--- Exercise inputs Enclosed Below ---
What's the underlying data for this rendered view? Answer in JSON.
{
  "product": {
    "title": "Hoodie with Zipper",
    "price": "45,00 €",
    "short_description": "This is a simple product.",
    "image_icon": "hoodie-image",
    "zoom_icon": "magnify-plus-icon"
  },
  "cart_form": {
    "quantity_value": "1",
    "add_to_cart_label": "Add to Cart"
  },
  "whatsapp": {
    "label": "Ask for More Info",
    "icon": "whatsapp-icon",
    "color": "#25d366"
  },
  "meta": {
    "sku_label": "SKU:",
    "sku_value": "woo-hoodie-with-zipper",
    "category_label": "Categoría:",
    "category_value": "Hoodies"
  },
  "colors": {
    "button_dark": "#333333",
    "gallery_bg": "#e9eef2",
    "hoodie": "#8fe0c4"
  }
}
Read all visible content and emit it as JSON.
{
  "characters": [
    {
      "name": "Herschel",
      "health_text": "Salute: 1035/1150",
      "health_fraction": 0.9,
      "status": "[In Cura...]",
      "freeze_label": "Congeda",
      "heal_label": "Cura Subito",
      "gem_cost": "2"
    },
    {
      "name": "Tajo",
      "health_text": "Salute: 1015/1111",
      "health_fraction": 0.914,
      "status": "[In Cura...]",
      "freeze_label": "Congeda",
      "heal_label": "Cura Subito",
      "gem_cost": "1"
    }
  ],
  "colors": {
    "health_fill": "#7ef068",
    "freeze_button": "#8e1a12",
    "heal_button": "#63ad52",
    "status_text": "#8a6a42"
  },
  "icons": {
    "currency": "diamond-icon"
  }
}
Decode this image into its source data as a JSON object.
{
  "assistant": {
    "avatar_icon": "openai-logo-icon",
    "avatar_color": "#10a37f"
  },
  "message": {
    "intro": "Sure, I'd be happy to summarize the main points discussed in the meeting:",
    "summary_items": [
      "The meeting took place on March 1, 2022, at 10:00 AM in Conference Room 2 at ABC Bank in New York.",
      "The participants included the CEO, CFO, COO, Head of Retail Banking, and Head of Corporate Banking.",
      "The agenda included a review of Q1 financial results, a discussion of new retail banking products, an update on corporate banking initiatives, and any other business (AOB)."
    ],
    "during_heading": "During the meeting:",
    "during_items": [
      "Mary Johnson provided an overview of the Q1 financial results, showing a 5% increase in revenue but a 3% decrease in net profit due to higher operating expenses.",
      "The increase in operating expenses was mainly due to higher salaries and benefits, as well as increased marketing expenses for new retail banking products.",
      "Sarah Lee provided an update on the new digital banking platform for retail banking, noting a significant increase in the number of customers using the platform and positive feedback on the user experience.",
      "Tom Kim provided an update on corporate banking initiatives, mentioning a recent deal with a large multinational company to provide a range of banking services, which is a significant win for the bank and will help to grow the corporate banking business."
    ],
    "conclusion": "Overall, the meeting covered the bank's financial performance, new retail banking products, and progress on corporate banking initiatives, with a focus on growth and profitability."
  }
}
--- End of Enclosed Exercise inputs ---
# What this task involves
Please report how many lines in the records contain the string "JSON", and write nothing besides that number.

# Finished exercise
3